Dataset items

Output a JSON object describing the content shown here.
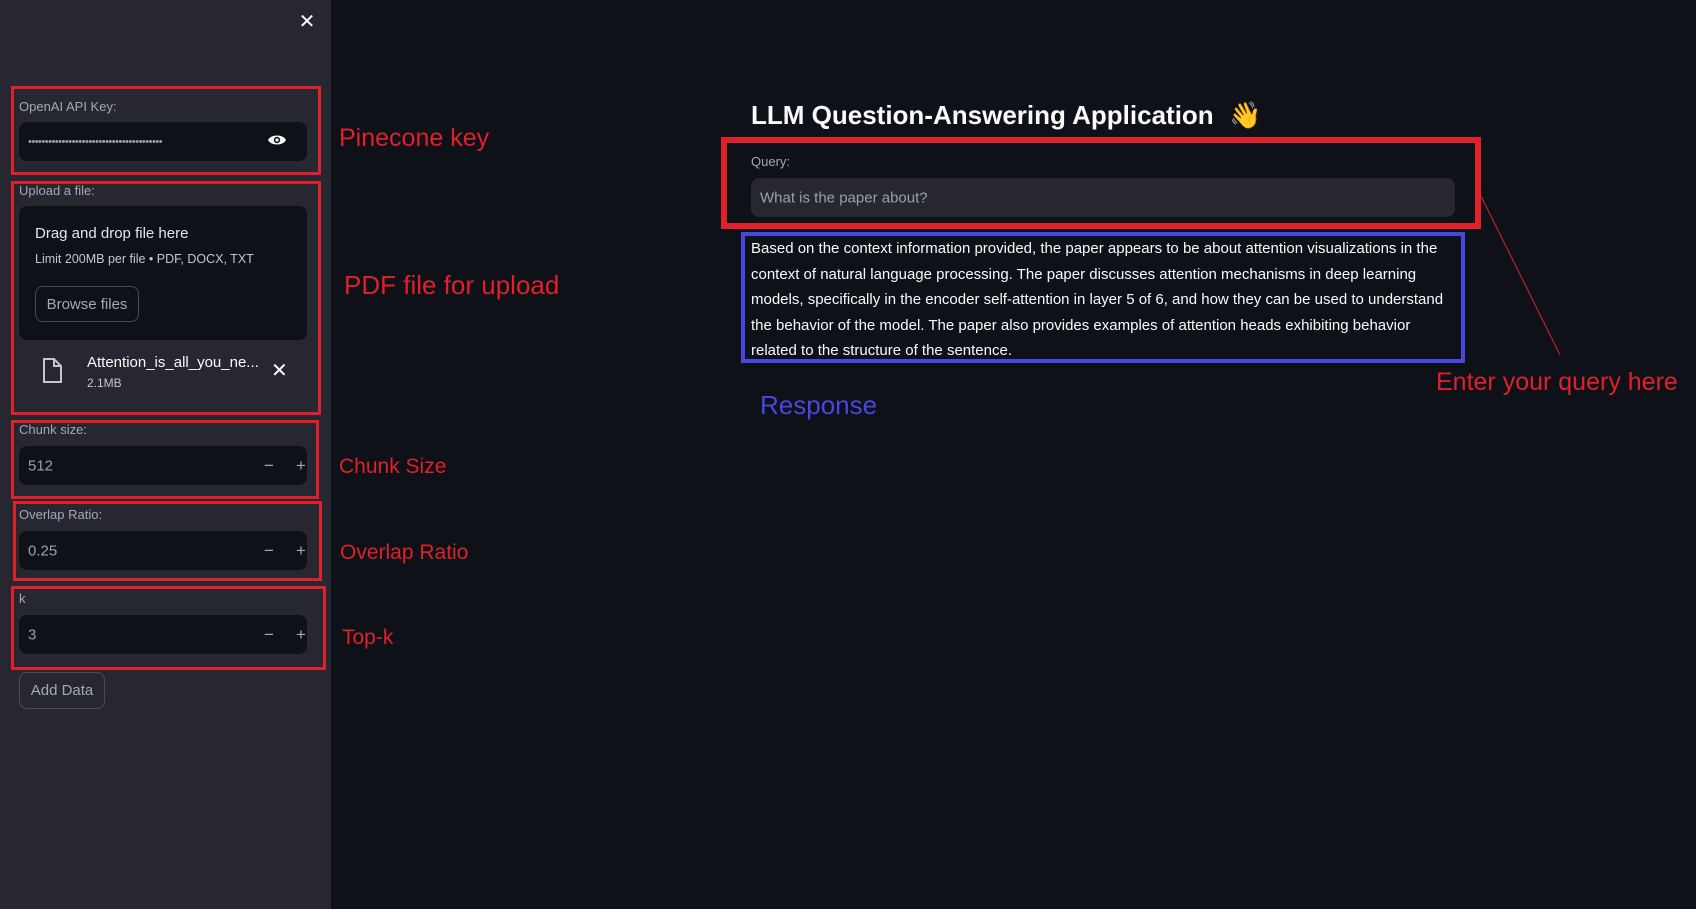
{
  "sidebar": {
    "close_icon": "close-icon",
    "api_key": {
      "label": "OpenAI API Key:",
      "value": "••••••••••••••••••••••••••••••••••••••••"
    },
    "upload": {
      "label": "Upload a file:",
      "drop_title": "Drag and drop file here",
      "limit": "Limit 200MB per file • PDF, DOCX, TXT",
      "browse_label": "Browse files",
      "file_name": "Attention_is_all_you_ne...",
      "file_size": "2.1MB"
    },
    "chunk_size": {
      "label": "Chunk size:",
      "value": "512"
    },
    "overlap": {
      "label": "Overlap Ratio:",
      "value": "0.25"
    },
    "k": {
      "label": "k",
      "value": "3"
    },
    "add_data_label": "Add Data"
  },
  "stepper": {
    "minus": "−",
    "plus": "+"
  },
  "main": {
    "title": "LLM Question-Answering Application",
    "title_emoji": "👋",
    "query_label": "Query:",
    "query_placeholder": "What is the paper about?",
    "response": "Based on the context information provided, the paper appears to be about attention visualizations in the context of natural language processing. The paper discusses attention mechanisms in deep learning models, specifically in the encoder self-attention in layer 5 of 6, and how they can be used to understand the behavior of the model. The paper also provides examples of attention heads exhibiting behavior related to the structure of the sentence."
  },
  "annotations": {
    "pinecone": "Pinecone key",
    "pdf": "PDF file for upload",
    "chunk": "Chunk Size",
    "overlap": "Overlap Ratio",
    "topk": "Top-k",
    "query": "Enter your query here",
    "response": "Response",
    "red_color": "#e0202a",
    "blue_color": "#4747e0"
  }
}
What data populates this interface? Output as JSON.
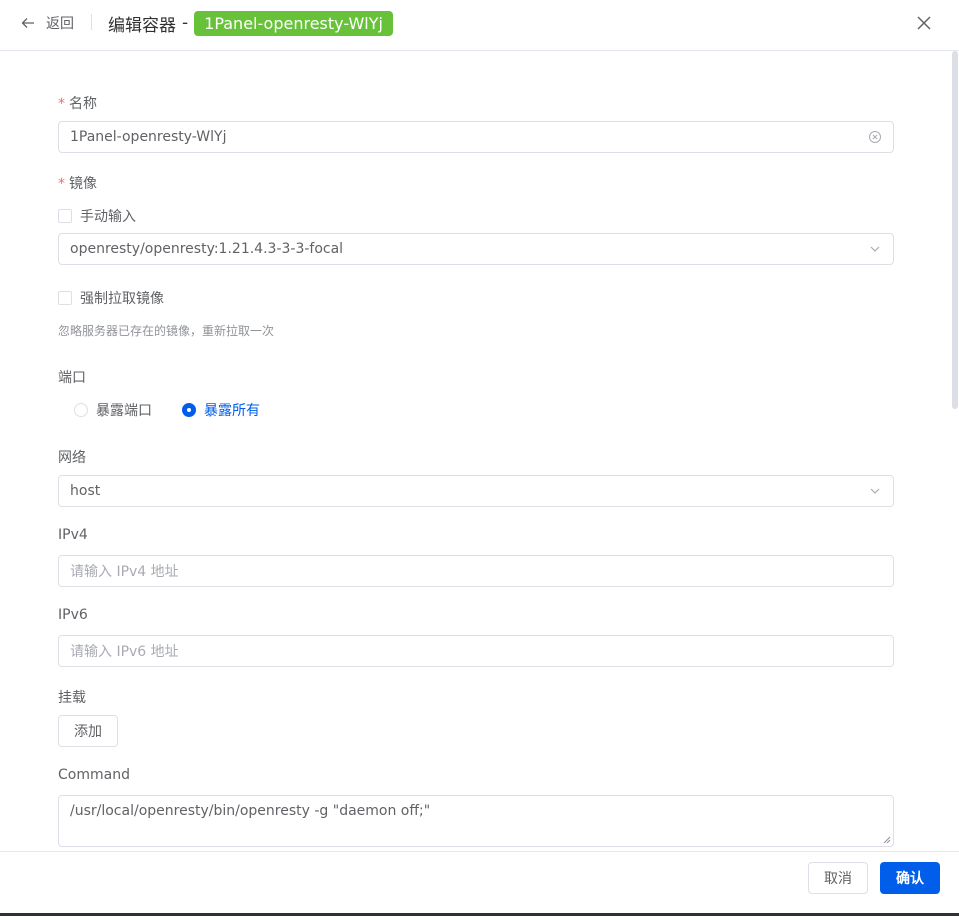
{
  "header": {
    "back_label": "返回",
    "title": "编辑容器",
    "title_separator": "-",
    "container_name_tag": "1Panel-openresty-WlYj"
  },
  "form": {
    "name": {
      "label": "名称",
      "required_mark": "*",
      "value": "1Panel-openresty-WlYj"
    },
    "image": {
      "label": "镜像",
      "required_mark": "*",
      "manual_input_label": "手动输入",
      "manual_input_checked": false,
      "selected": "openresty/openresty:1.21.4.3-3-3-focal"
    },
    "force_pull": {
      "label": "强制拉取镜像",
      "checked": false,
      "help": "忽略服务器已存在的镜像，重新拉取一次"
    },
    "ports": {
      "label": "端口",
      "options": [
        {
          "label": "暴露端口",
          "checked": false
        },
        {
          "label": "暴露所有",
          "checked": true
        }
      ]
    },
    "network": {
      "label": "网络",
      "selected": "host"
    },
    "ipv4": {
      "label": "IPv4",
      "placeholder": "请输入 IPv4 地址"
    },
    "ipv6": {
      "label": "IPv6",
      "placeholder": "请输入 IPv6 地址"
    },
    "mount": {
      "label": "挂载",
      "add_label": "添加"
    },
    "command": {
      "label": "Command",
      "value": "/usr/local/openresty/bin/openresty -g \"daemon off;\""
    }
  },
  "footer": {
    "cancel_label": "取消",
    "confirm_label": "确认"
  },
  "colors": {
    "primary": "#005eeb",
    "tag_green": "#67c23a",
    "required_red": "#f56c6c"
  }
}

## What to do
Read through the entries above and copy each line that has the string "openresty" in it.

## Your response
    "container_name_tag": "1Panel-openresty-WlYj"
      "value": "1Panel-openresty-WlYj"
      "selected": "openresty/openresty:1.21.4.3-3-3-focal"
      "value": "/usr/local/openresty/bin/openresty -g \"daemon off;\""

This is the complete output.